Grover Norquist spoke at a Politico breakfast this morning, and it sounds like he’s leaving the door open for some creative tax compromises from Republicans. If tax rates go up, it would have to be without any active help from pledge-signers:
Americans for Tax Reform president Grover Norquist said Wednesday Republicans need to have “credible” separation from any tax hike as part of a deal to avoid the so-called fiscal cliff — in order to make a case to voters in 2014 and 2016 that their vision is distinct from that of Democrats.
The party “can’t have their fingerprints on the murder weapon,” Norquist told POLITICO’s Mike Allen at a Playbook Breakfast. …
Norquist said by having negotiations in public, Republicans would be able to “change the conversation” from raising taxes to holding Democrats feet to the fire over spending cuts.
“We have a spending problem, not a failure to raise taxes problem,” Norquist said.

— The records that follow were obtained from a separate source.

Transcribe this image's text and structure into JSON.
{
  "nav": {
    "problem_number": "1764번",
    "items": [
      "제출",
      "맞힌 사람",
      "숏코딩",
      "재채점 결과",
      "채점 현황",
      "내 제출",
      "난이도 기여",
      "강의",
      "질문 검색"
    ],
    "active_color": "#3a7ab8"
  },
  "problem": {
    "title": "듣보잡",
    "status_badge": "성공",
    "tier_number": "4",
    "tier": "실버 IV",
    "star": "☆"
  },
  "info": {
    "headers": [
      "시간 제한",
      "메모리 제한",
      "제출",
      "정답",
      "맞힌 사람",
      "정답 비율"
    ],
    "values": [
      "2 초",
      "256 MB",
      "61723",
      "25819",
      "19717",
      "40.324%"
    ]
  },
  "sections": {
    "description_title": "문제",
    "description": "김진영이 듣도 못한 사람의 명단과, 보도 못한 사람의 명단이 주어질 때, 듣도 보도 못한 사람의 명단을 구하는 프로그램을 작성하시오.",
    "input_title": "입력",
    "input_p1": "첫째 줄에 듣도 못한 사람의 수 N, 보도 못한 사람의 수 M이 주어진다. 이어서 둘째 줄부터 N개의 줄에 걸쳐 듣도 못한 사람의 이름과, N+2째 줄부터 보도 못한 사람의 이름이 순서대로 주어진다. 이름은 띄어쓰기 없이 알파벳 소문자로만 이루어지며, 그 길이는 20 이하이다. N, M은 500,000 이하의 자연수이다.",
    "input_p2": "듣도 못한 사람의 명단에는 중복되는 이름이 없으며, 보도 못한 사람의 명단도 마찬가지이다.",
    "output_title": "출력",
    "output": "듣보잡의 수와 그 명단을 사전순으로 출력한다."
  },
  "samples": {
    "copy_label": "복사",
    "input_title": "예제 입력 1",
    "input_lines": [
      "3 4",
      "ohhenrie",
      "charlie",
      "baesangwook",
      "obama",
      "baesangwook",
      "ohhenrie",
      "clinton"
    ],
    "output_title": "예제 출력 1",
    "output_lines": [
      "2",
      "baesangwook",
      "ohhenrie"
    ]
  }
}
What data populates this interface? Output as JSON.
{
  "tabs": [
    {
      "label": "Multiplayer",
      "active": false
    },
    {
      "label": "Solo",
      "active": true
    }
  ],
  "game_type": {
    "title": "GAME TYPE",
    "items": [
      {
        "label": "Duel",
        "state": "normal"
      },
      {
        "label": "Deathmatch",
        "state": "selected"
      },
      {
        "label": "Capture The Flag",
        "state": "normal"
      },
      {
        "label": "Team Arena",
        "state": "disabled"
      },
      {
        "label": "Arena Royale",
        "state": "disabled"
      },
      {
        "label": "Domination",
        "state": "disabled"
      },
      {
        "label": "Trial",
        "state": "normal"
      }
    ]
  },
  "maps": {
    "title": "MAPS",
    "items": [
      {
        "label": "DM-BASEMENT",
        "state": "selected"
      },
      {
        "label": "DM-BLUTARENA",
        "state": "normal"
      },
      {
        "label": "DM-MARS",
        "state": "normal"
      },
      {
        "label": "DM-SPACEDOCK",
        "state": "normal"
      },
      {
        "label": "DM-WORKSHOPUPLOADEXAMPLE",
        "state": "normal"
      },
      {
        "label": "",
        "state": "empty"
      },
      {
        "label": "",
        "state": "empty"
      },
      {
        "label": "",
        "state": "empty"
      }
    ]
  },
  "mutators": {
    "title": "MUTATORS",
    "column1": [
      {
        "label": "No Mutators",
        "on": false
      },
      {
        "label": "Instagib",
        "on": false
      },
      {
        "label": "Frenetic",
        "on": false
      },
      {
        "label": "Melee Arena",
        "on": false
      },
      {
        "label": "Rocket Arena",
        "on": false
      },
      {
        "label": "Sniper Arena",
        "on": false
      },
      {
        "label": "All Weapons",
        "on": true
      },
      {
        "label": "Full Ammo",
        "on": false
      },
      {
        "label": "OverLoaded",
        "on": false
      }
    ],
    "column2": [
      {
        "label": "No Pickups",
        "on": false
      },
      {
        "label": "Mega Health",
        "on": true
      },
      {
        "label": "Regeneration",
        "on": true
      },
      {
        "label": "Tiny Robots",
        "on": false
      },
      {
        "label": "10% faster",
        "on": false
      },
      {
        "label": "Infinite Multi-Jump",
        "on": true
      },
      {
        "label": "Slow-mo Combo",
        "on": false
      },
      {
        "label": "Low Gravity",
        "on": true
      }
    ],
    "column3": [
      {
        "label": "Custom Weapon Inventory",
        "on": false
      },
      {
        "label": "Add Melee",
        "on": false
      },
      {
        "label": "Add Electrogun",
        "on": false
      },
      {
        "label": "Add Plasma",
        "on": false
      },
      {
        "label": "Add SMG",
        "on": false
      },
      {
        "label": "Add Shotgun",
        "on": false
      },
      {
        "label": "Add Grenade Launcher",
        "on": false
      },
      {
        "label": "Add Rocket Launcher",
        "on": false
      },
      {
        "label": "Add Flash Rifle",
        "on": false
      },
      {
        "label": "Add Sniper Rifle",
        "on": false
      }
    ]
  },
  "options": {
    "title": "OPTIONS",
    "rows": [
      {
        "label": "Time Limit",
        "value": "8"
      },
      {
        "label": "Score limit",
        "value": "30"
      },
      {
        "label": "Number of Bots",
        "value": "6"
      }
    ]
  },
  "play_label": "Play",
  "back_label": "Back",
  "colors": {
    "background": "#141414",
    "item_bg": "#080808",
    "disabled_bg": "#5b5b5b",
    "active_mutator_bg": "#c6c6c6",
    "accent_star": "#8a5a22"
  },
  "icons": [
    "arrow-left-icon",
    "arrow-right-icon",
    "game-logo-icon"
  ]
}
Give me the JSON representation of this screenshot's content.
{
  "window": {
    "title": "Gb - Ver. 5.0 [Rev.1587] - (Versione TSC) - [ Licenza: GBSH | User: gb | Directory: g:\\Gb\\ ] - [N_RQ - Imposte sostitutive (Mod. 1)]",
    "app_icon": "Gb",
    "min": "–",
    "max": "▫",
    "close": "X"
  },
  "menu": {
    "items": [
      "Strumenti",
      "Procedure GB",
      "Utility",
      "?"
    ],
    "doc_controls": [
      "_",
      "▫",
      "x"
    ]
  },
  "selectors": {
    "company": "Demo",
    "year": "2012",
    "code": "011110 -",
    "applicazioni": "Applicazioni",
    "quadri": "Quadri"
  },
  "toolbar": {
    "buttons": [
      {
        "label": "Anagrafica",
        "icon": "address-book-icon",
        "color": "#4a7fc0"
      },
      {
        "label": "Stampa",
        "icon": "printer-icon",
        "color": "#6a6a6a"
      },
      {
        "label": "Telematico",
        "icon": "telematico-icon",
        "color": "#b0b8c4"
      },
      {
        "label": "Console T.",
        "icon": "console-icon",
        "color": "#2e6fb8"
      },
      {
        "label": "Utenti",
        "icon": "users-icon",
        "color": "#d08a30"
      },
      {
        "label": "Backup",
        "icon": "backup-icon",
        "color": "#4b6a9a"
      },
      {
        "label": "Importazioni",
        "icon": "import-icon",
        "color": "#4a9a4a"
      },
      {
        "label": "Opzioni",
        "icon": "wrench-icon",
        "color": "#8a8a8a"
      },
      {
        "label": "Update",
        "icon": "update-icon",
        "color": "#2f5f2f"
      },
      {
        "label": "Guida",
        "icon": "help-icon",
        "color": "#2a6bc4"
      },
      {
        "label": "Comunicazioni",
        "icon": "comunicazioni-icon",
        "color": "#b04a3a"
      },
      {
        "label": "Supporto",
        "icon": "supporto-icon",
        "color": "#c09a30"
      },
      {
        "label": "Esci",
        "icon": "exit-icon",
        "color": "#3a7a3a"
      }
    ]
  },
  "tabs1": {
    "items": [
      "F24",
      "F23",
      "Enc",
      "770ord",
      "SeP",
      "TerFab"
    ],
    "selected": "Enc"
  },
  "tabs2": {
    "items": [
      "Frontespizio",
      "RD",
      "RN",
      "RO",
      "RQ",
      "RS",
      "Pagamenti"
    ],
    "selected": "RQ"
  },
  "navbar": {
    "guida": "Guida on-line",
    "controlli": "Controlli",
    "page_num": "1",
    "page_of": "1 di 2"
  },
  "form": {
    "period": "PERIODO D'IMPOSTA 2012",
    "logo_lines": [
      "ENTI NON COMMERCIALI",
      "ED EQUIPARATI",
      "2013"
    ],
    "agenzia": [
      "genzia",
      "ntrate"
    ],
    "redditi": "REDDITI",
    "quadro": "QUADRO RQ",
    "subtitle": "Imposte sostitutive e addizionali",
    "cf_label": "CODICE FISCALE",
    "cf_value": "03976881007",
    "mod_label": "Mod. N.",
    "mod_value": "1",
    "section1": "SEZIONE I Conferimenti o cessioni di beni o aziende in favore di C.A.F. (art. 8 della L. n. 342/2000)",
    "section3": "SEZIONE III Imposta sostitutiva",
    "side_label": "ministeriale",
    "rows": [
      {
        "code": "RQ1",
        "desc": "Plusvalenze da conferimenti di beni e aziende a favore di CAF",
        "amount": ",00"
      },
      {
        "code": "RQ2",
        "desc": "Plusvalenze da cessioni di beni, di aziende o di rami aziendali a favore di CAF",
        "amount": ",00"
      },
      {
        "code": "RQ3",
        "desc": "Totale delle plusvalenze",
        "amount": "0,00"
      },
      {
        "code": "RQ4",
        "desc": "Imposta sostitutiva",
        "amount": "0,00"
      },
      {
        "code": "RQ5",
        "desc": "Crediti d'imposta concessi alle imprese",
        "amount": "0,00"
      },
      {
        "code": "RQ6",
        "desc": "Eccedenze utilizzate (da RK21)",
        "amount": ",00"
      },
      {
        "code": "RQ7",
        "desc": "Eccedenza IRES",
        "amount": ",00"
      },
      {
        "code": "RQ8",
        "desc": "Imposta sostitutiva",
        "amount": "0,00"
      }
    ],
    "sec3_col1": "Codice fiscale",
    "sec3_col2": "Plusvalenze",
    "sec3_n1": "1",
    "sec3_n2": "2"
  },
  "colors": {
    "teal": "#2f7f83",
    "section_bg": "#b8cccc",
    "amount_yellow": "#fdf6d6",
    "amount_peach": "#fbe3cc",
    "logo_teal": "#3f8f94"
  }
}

He would not directly answer Allen’s questions if there was wiggle room for Republicans to raise taxes with out breaking his no-new-taxes pledge. But he did call Rep. Tom Cole’s proposal for Republicans to agree to a tax cut for 98 percent of Americans and negotiate the top rates later “an interesting tactic.”
As the Wall Street Journal argued yesterday, reforming the tax code without lowering the rates is a possible compromise. Another is the proposal from Rep. Tom Cole, which Norquist actually didn’t close the door on. It would entail Republicans agreeing to a tax cut extension for those making under $250,000 immediately, and then hashing out the tax extension for those making over $250,000 afterward:
Republican Rep. Tom Cole urged colleagues in a private session Tuesday to vote to extend the Bush tax rates for all but the highest earners before the end of the year — and to battle over the rest later.
The Oklahoma Republican said in an interview with POLITICO that he believes such a vote would not violate Grover Norquist’s anti-tax pledge and that he’s not alone within Republican circles.
Cole’s position is striking because he’s hardly a “squish” — Norquist’s term for a weak-kneed lawmaker — when it comes to Republican orthodoxy. Cole served as chairman of the National Republican Congressional Committee and in other official posts within the party.
He might also provide cover for other Republicans looking to make an agreement to avoid a sharp fall off the so-called fiscal cliff.
This would, at the very least, take away the Democratic Party’s most potent political argument that the GOP is holding middle class tax cuts hostage in order to extend breaks for the wealthy. It would also allow Republicans to make a more pointed case against tax hikes on upper-income earners, and its impact on the economy.
However, a chance to make the case may be all Republicans would get in return. Agreeing to an immediate extension of 98 percent of the cuts would probably kill any chance the GOP has of negotiating for tax reform, and basically guarantee that rates will go up for the upper 2 percent. But, per Norquist’s criteria this morning, Republicans wouldn’t have their fingerprints on the tax hikes.